INPUT MATERIAL =
========================================================================
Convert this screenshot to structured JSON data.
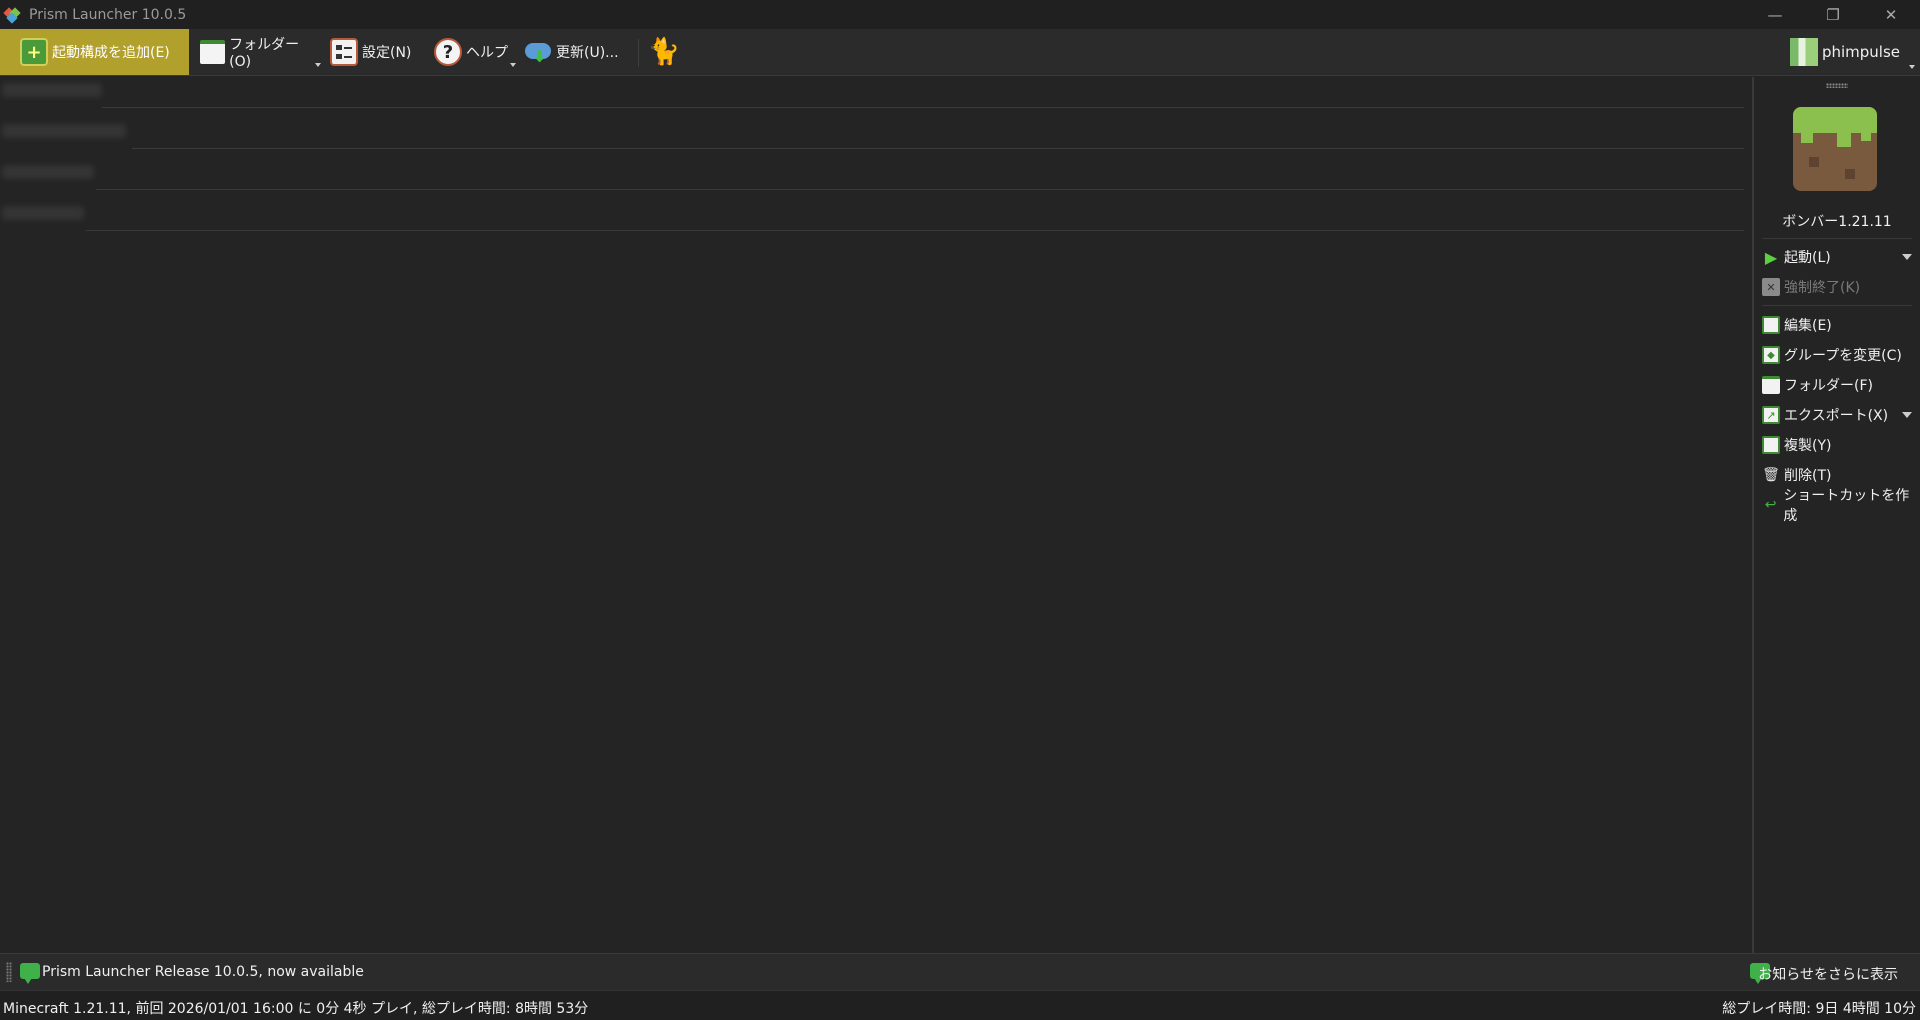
{
  "window": {
    "title": "Prism Launcher 10.0.5",
    "minimize_glyph": "—",
    "restore_glyph": "❐",
    "close_glyph": "✕"
  },
  "toolbar": {
    "add_instance": "起動構成を追加(E)",
    "folders": "フォルダー(O)",
    "settings": "設定(N)",
    "help": "ヘルプ",
    "update": "更新(U)...",
    "account_name": "phimpulse",
    "add_icon_glyph": "+",
    "help_icon_glyph": "?",
    "update_arrow_glyph": "⬇",
    "cat_glyph": "🐈"
  },
  "instance_groups": [
    {
      "label": "",
      "state": "blurred"
    },
    {
      "label": "",
      "state": "blurred"
    },
    {
      "label": "",
      "state": "blurred"
    },
    {
      "label": "",
      "state": "blurred"
    }
  ],
  "side_panel": {
    "instance_name": "ボンバー1.21.11",
    "actions": [
      {
        "label": "起動(L)",
        "icon": "play-icon",
        "glyph": "▶",
        "enabled": true,
        "dropdown": true
      },
      {
        "label": "強制終了(K)",
        "icon": "kill-icon",
        "glyph": "✕",
        "enabled": false,
        "dropdown": false
      },
      {
        "label": "編集(E)",
        "icon": "edit-icon",
        "glyph": "",
        "enabled": true,
        "dropdown": false
      },
      {
        "label": "グループを変更(C)",
        "icon": "tag-icon",
        "glyph": "◆",
        "enabled": true,
        "dropdown": false
      },
      {
        "label": "フォルダー(F)",
        "icon": "folder-icon",
        "glyph": "",
        "enabled": true,
        "dropdown": false
      },
      {
        "label": "エクスポート(X)",
        "icon": "export-icon",
        "glyph": "↗",
        "enabled": true,
        "dropdown": true
      },
      {
        "label": "複製(Y)",
        "icon": "copy-icon",
        "glyph": "",
        "enabled": true,
        "dropdown": false
      },
      {
        "label": "削除(T)",
        "icon": "trash-icon",
        "glyph": "🗑",
        "enabled": true,
        "dropdown": false
      },
      {
        "label": "ショートカットを作成",
        "icon": "shortcut-icon",
        "glyph": "↩",
        "enabled": true,
        "dropdown": false
      }
    ]
  },
  "news": {
    "headline": "Prism Launcher Release 10.0.5, now available",
    "more": "お知らせをさらに表示"
  },
  "status": {
    "left": "Minecraft 1.21.11, 前回 2026/01/01 16:00 に 0分 4秒 プレイ, 総プレイ時間: 8時間 53分",
    "right": "総プレイ時間: 9日 4時間 10分"
  },
  "colors": {
    "active_button": "#b2a02c",
    "background": "#242424",
    "accent_green": "#3fb04a"
  }
}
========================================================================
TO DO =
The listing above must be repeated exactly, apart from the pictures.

RESULT FOR THIS TASK =
Convert this screenshot to structured JSON data.
{
  "window": {
    "title": "Prism Launcher 10.0.5",
    "minimize_glyph": "—",
    "restore_glyph": "❐",
    "close_glyph": "✕"
  },
  "toolbar": {
    "add_instance": "起動構成を追加(E)",
    "folders": "フォルダー(O)",
    "settings": "設定(N)",
    "help": "ヘルプ",
    "update": "更新(U)...",
    "account_name": "phimpulse",
    "add_icon_glyph": "+",
    "help_icon_glyph": "?",
    "update_arrow_glyph": "⬇",
    "cat_glyph": "🐈"
  },
  "instance_groups": [
    {
      "label": "",
      "state": "blurred"
    },
    {
      "label": "",
      "state": "blurred"
    },
    {
      "label": "",
      "state": "blurred"
    },
    {
      "label": "",
      "state": "blurred"
    }
  ],
  "side_panel": {
    "instance_name": "ボンバー1.21.11",
    "actions": [
      {
        "label": "起動(L)",
        "icon": "play-icon",
        "glyph": "▶",
        "enabled": true,
        "dropdown": true
      },
      {
        "label": "強制終了(K)",
        "icon": "kill-icon",
        "glyph": "✕",
        "enabled": false,
        "dropdown": false
      },
      {
        "label": "編集(E)",
        "icon": "edit-icon",
        "glyph": "",
        "enabled": true,
        "dropdown": false
      },
      {
        "label": "グループを変更(C)",
        "icon": "tag-icon",
        "glyph": "◆",
        "enabled": true,
        "dropdown": false
      },
      {
        "label": "フォルダー(F)",
        "icon": "folder-icon",
        "glyph": "",
        "enabled": true,
        "dropdown": false
      },
      {
        "label": "エクスポート(X)",
        "icon": "export-icon",
        "glyph": "↗",
        "enabled": true,
        "dropdown": true
      },
      {
        "label": "複製(Y)",
        "icon": "copy-icon",
        "glyph": "",
        "enabled": true,
        "dropdown": false
      },
      {
        "label": "削除(T)",
        "icon": "trash-icon",
        "glyph": "🗑",
        "enabled": true,
        "dropdown": false
      },
      {
        "label": "ショートカットを作成",
        "icon": "shortcut-icon",
        "glyph": "↩",
        "enabled": true,
        "dropdown": false
      }
    ]
  },
  "news": {
    "headline": "Prism Launcher Release 10.0.5, now available",
    "more": "お知らせをさらに表示"
  },
  "status": {
    "left": "Minecraft 1.21.11, 前回 2026/01/01 16:00 に 0分 4秒 プレイ, 総プレイ時間: 8時間 53分",
    "right": "総プレイ時間: 9日 4時間 10分"
  },
  "colors": {
    "active_button": "#b2a02c",
    "background": "#242424",
    "accent_green": "#3fb04a"
  }
}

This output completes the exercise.